Cheating and impersonation in the exams being conducted in India have become quite common nowadays. The recent case of impersonation came up in Haryana State Selection Commission (HSSC) exam of the year 2009. For this exam over 50 cheating applicants for government jobs sent in surrogates (body doubles) to take the recruitment test in Haryana.
When on February 25, 2016 Gurugram-based Right to Information activist Harinder Dhingra sought information about the selection of several selected personnel as LDC in a test conducted in Faridabad by the ESIC on September 20, 2009. The CPIO (Central Public Information Officer) refused to provide the information seeking exemption under article 8 (1) of the RTI Act-2005. He asked for the admit cards to the exam, the attendance sheets, entrance permission/card, marks obtained in the ‘computer skill test’ along with thumb impressions. Thereafter an appeal was filed by him before first appellate authority who ordered the CPIO on May 31, 2016, that information should be provided to him. He was supplied with the information in September last year except the thumb impression of the candidates who appeared in the exam.
As of now, again in response to an RTI application that was filed so many years back, the Central Information Commissioner (CIC) on Thursday ordered a probe into the matter, to be conducted by the highest office of the Employees’ State Insurance Corporation (ESIC). The report for the same is required to be submitted within two months. The ESIC is an autonomous corporation by a statutory creation under the Centre’s ministry of labour and employment.
The shocking fact is that the department tried to stonewall the information sought by the petitioner even though he had presented enough proof. Moreover, much more surprising is that the people didn’t even bother to inquire into these allegations of impersonation despite the fact that 11 separate RTIs were filed and the appellant had provided names and particulars of all the 11 accused of impersonation. But as of now 11 such cases of impersonation have been put up in front of the team chief, but the RTI also suggests that there are 52 cases in total. The appellant said that 800 such cases are there across the country.
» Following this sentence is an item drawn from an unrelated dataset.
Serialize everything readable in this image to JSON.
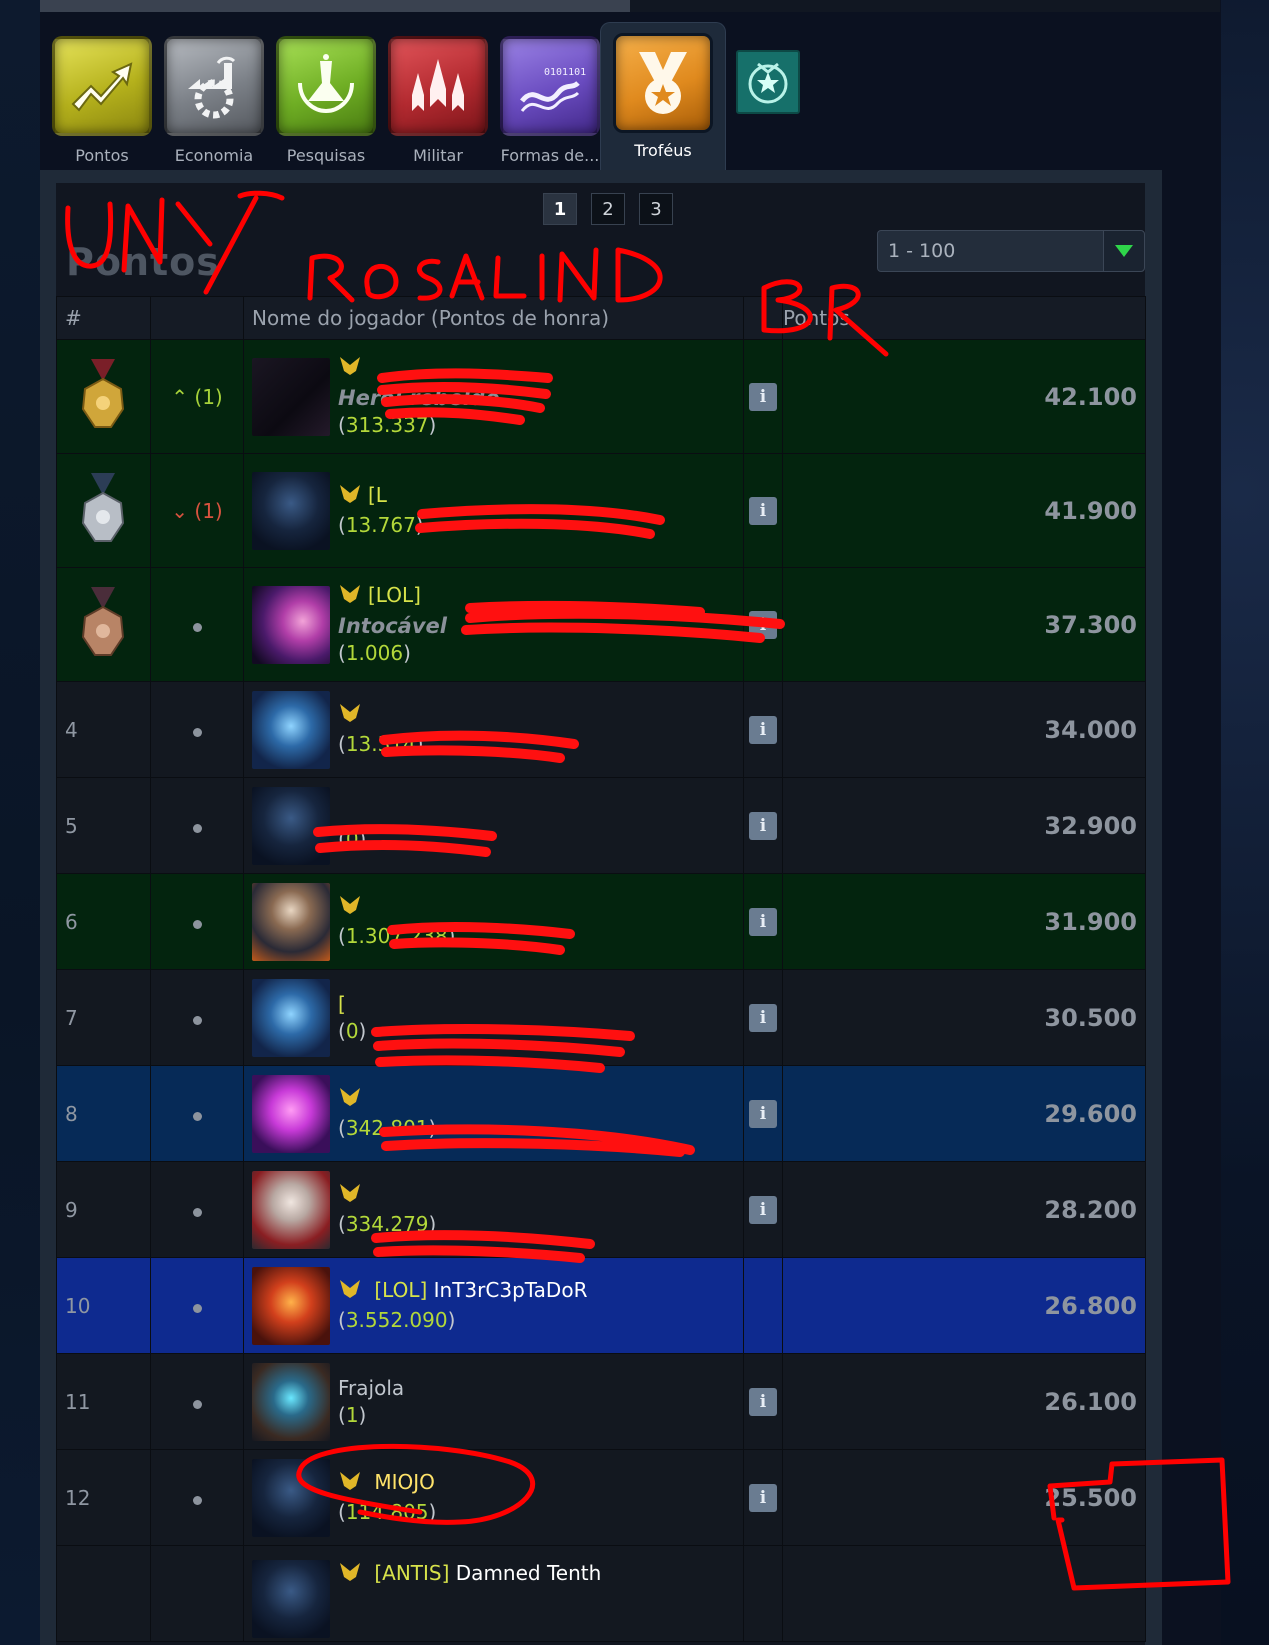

The petitioner in the case told that he was shocked to find that signatures on the admit card and attendance sheet in the written exam of these candidates, who later were appointed as lower division clerks, were ‘quite different’ from the signatures of those who sat the exam on September 20, 2009. The recruitment examination comprised a written test and one in computer skills. However, it is very much clear that those who took the exam were not appointed as LDC in ESIC.